| WHAT YOU HAVE TO DO |
The result should be a full, exact repeat of the entries, free of pictures.

| RECORD EXCERPTS |
---------------

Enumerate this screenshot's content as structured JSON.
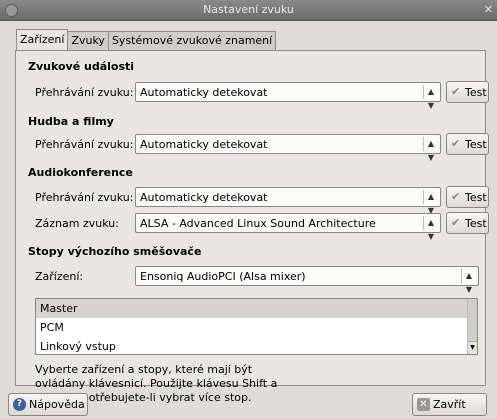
{
  "window": {
    "title": "Nastavení zvuku",
    "close": "✕"
  },
  "tabs": [
    "Zařízení",
    "Zvuky",
    "Systémové zvukové znamení"
  ],
  "events": {
    "heading": "Zvukové události",
    "playback_label": "Přehrávání zvuku:",
    "playback_value": "Automaticky detekovat",
    "test": "Test"
  },
  "music": {
    "heading": "Hudba a filmy",
    "playback_label": "Přehrávání zvuku:",
    "playback_value": "Automaticky detekovat",
    "test": "Test"
  },
  "conference": {
    "heading": "Audiokonference",
    "playback_label": "Přehrávání zvuku:",
    "playback_value": "Automaticky detekovat",
    "record_label": "Záznam zvuku:",
    "record_value": "ALSA - Advanced Linux Sound Architecture",
    "test": "Test"
  },
  "mixer": {
    "heading": "Stopy výchozího směšovače",
    "device_label": "Zařízení:",
    "device_value": "Ensoniq AudioPCI (Alsa mixer)",
    "tracks": [
      "Master",
      "PCM",
      "Linkový vstup"
    ],
    "help": "Vyberte zařízení a stopy, které mají být ovládány klávesnicí. Použijte klávesu Shift a Control, potřebujete-li vybrat více stop."
  },
  "footer": {
    "help": "Nápověda",
    "close": "Zavřít"
  },
  "colors": {
    "titlebar": "#6a6a6a",
    "selection": "#d6d4cf",
    "window": "#dedcd7"
  },
  "icons": {
    "combo": "chevron-updown-icon",
    "test": "check-icon",
    "help": "help-icon",
    "close": "close-icon"
  }
}
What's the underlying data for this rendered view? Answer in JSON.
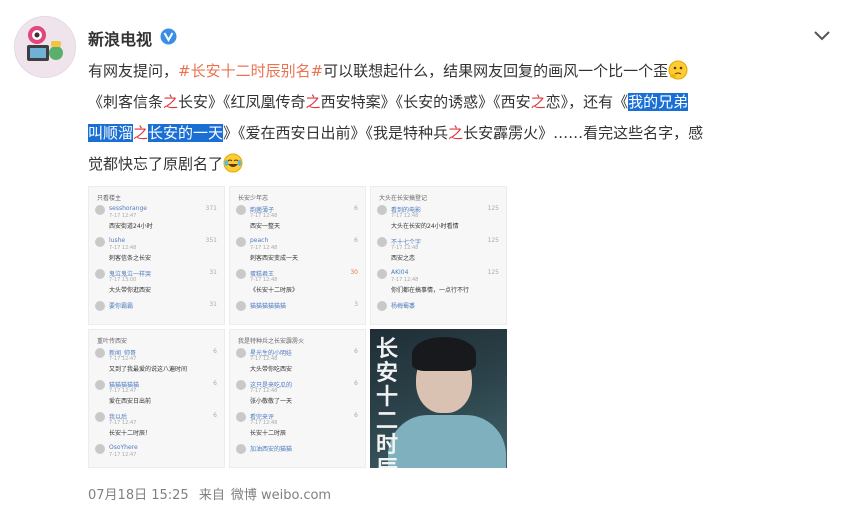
{
  "post": {
    "username": "新浪电视",
    "verified_icon": "verified-v-icon",
    "text": {
      "t1": "有网友提问，",
      "hashtag": "#长安十二时辰别名#",
      "t2": "可以联想起什么，结果网友回复的画风一个比一个歪",
      "t3": "《刺客信条",
      "zhi1": "之",
      "t4": "长安》《红凤凰传奇",
      "zhi2": "之",
      "t5": "西安特案》《长安的诱惑》《西安",
      "zhi3": "之",
      "t6": "恋》，还有《",
      "sel1": "我的兄弟",
      "sel2": "叫顺溜",
      "zhi4": "之",
      "sel3": "长安的一天",
      "t7": "》《爱在西安日出前》《我是特种兵",
      "zhi5": "之",
      "t8": "长安霹雳火》……看完这些名字，感",
      "t9": "觉都快忘了原剧名了"
    },
    "footer": {
      "date": "07月18日 15:25",
      "source_prefix": "来自",
      "source": "微博 weibo.com"
    }
  },
  "thumbs": [
    {
      "header": "只看楼主",
      "comments": [
        {
          "name": "sesshorange",
          "meta": "7-17 12:47",
          "body": "西安街道24小时",
          "likes": "371"
        },
        {
          "name": "lushe",
          "meta": "7-17 12:48",
          "body": "刺客信条之长安",
          "likes": "351"
        },
        {
          "name": "鬼泣鬼泣一样哭",
          "meta": "7-17 13:00",
          "body": "大头带你逛西安",
          "likes": "31"
        },
        {
          "name": "要你霸霸",
          "meta": "7-17 14:02",
          "body": "",
          "likes": "31"
        }
      ]
    },
    {
      "header": "长安少年志",
      "comments": [
        {
          "name": "韵菌薄子",
          "meta": "7-17 12:48",
          "body": "西安一整天",
          "likes": "6"
        },
        {
          "name": "peach",
          "meta": "7-17 12:48",
          "body": "刺客西安变成一天",
          "likes": "6"
        },
        {
          "name": "蛋糕君王",
          "meta": "7-17 12:48",
          "body": "《长安十二时辰》",
          "likes": "30"
        },
        {
          "name": "猫猫猫猫猫猫",
          "meta": "",
          "body": "",
          "likes": "3"
        }
      ]
    },
    {
      "header": "大头在长安搞登记",
      "comments": [
        {
          "name": "看到的电影",
          "meta": "7-17 12:48",
          "body": "大头在长安的24小时看情",
          "likes": "125"
        },
        {
          "name": "不十七个字",
          "meta": "7-17 12:48",
          "body": "西安之恋",
          "likes": "125"
        },
        {
          "name": "AKI04",
          "meta": "7-17 12:48",
          "body": "你们都在搞事情，一点行不行",
          "likes": "125"
        },
        {
          "name": "杨梅蜀黍",
          "meta": "",
          "body": "",
          "likes": ""
        }
      ]
    },
    {
      "header": "重叶传西安",
      "comments": [
        {
          "name": "新闻_帅哥",
          "meta": "7-17 12:47",
          "body": "又到了我最爱的说这八遍时间",
          "likes": "6"
        },
        {
          "name": "猫猫猫猫猫",
          "meta": "7-17 12:47",
          "body": "爱在西安日出前",
          "likes": "6"
        },
        {
          "name": "我以后",
          "meta": "7-17 12:47",
          "body": "长安十二时辰！",
          "likes": "6"
        },
        {
          "name": "OsoYhere",
          "meta": "7-17 12:47",
          "body": "",
          "likes": ""
        }
      ]
    },
    {
      "header": "我是特种兵之长安霹雳火",
      "comments": [
        {
          "name": "星光生的小明娃",
          "meta": "7-17 12:48",
          "body": "大头带你吃西安",
          "likes": "6"
        },
        {
          "name": "这只是来吃瓜的",
          "meta": "7-17 12:48",
          "body": "张小敬敬了一天",
          "likes": "6"
        },
        {
          "name": "看完来评",
          "meta": "7-17 12:48",
          "body": "长安十二时辰",
          "likes": "6"
        },
        {
          "name": "加油西安的猫猫",
          "meta": "",
          "body": "",
          "likes": ""
        }
      ]
    },
    {
      "photo": true,
      "callig": "长安十二时辰",
      "comments": []
    }
  ],
  "icons": {
    "more": "chevron-down-icon",
    "emoji1": "thinking-emoji-icon",
    "emoji2": "laugh-cry-emoji-icon"
  }
}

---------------

| WRITTEN REPLY |
Enumerate this screenshot's content as structured JSON.
{
  "window": {
    "title": "Nastavení zvuku",
    "close": "✕"
  },
  "tabs": [
    "Zařízení",
    "Zvuky",
    "Systémové zvukové znamení"
  ],
  "events": {
    "heading": "Zvukové události",
    "playback_label": "Přehrávání zvuku:",
    "playback_value": "Automaticky detekovat",
    "test": "Test"
  },
  "music": {
    "heading": "Hudba a filmy",
    "playback_label": "Přehrávání zvuku:",
    "playback_value": "Automaticky detekovat",
    "test": "Test"
  },
  "conference": {
    "heading": "Audiokonference",
    "playback_label": "Přehrávání zvuku:",
    "playback_value": "Automaticky detekovat",
    "record_label": "Záznam zvuku:",
    "record_value": "ALSA - Advanced Linux Sound Architecture",
    "test": "Test"
  },
  "mixer": {
    "heading": "Stopy výchozího směšovače",
    "device_label": "Zařízení:",
    "device_value": "Ensoniq AudioPCI (Alsa mixer)",
    "tracks": [
      "Master",
      "PCM",
      "Linkový vstup"
    ],
    "help": "Vyberte zařízení a stopy, které mají být ovládány klávesnicí. Použijte klávesu Shift a Control, potřebujete-li vybrat více stop."
  },
  "footer": {
    "help": "Nápověda",
    "close": "Zavřít"
  },
  "colors": {
    "titlebar": "#6a6a6a",
    "selection": "#d6d4cf",
    "window": "#dedcd7"
  },
  "icons": {
    "combo": "chevron-updown-icon",
    "test": "check-icon",
    "help": "help-icon",
    "close": "close-icon"
  }
}
What's the underlying data for this rendered view? Answer in JSON.
{
  "post": {
    "username": "新浪电视",
    "verified_icon": "verified-v-icon",
    "text": {
      "t1": "有网友提问，",
      "hashtag": "#长安十二时辰别名#",
      "t2": "可以联想起什么，结果网友回复的画风一个比一个歪",
      "t3": "《刺客信条",
      "zhi1": "之",
      "t4": "长安》《红凤凰传奇",
      "zhi2": "之",
      "t5": "西安特案》《长安的诱惑》《西安",
      "zhi3": "之",
      "t6": "恋》，还有《",
      "sel1": "我的兄弟",
      "sel2": "叫顺溜",
      "zhi4": "之",
      "sel3": "长安的一天",
      "t7": "》《爱在西安日出前》《我是特种兵",
      "zhi5": "之",
      "t8": "长安霹雳火》……看完这些名字，感",
      "t9": "觉都快忘了原剧名了"
    },
    "footer": {
      "date": "07月18日 15:25",
      "source_prefix": "来自",
      "source": "微博 weibo.com"
    }
  },
  "thumbs": [
    {
      "header": "只看楼主",
      "comments": [
        {
          "name": "sesshorange",
          "meta": "7-17 12:47",
          "body": "西安街道24小时",
          "likes": "371"
        },
        {
          "name": "lushe",
          "meta": "7-17 12:48",
          "body": "刺客信条之长安",
          "likes": "351"
        },
        {
          "name": "鬼泣鬼泣一样哭",
          "meta": "7-17 13:00",
          "body": "大头带你逛西安",
          "likes": "31"
        },
        {
          "name": "要你霸霸",
          "meta": "7-17 14:02",
          "body": "",
          "likes": "31"
        }
      ]
    },
    {
      "header": "长安少年志",
      "comments": [
        {
          "name": "韵菌薄子",
          "meta": "7-17 12:48",
          "body": "西安一整天",
          "likes": "6"
        },
        {
          "name": "peach",
          "meta": "7-17 12:48",
          "body": "刺客西安变成一天",
          "likes": "6"
        },
        {
          "name": "蛋糕君王",
          "meta": "7-17 12:48",
          "body": "《长安十二时辰》",
          "likes": "30"
        },
        {
          "name": "猫猫猫猫猫猫",
          "meta": "",
          "body": "",
          "likes": "3"
        }
      ]
    },
    {
      "header": "大头在长安搞登记",
      "comments": [
        {
          "name": "看到的电影",
          "meta": "7-17 12:48",
          "body": "大头在长安的24小时看情",
          "likes": "125"
        },
        {
          "name": "不十七个字",
          "meta": "7-17 12:48",
          "body": "西安之恋",
          "likes": "125"
        },
        {
          "name": "AKI04",
          "meta": "7-17 12:48",
          "body": "你们都在搞事情，一点行不行",
          "likes": "125"
        },
        {
          "name": "杨梅蜀黍",
          "meta": "",
          "body": "",
          "likes": ""
        }
      ]
    },
    {
      "header": "重叶传西安",
      "comments": [
        {
          "name": "新闻_帅哥",
          "meta": "7-17 12:47",
          "body": "又到了我最爱的说这八遍时间",
          "likes": "6"
        },
        {
          "name": "猫猫猫猫猫",
          "meta": "7-17 12:47",
          "body": "爱在西安日出前",
          "likes": "6"
        },
        {
          "name": "我以后",
          "meta": "7-17 12:47",
          "body": "长安十二时辰！",
          "likes": "6"
        },
        {
          "name": "OsoYhere",
          "meta": "7-17 12:47",
          "body": "",
          "likes": ""
        }
      ]
    },
    {
      "header": "我是特种兵之长安霹雳火",
      "comments": [
        {
          "name": "星光生的小明娃",
          "meta": "7-17 12:48",
          "body": "大头带你吃西安",
          "likes": "6"
        },
        {
          "name": "这只是来吃瓜的",
          "meta": "7-17 12:48",
          "body": "张小敬敬了一天",
          "likes": "6"
        },
        {
          "name": "看完来评",
          "meta": "7-17 12:48",
          "body": "长安十二时辰",
          "likes": "6"
        },
        {
          "name": "加油西安的猫猫",
          "meta": "",
          "body": "",
          "likes": ""
        }
      ]
    },
    {
      "photo": true,
      "callig": "长安十二时辰",
      "comments": []
    }
  ],
  "icons": {
    "more": "chevron-down-icon",
    "emoji1": "thinking-emoji-icon",
    "emoji2": "laugh-cry-emoji-icon"
  }
}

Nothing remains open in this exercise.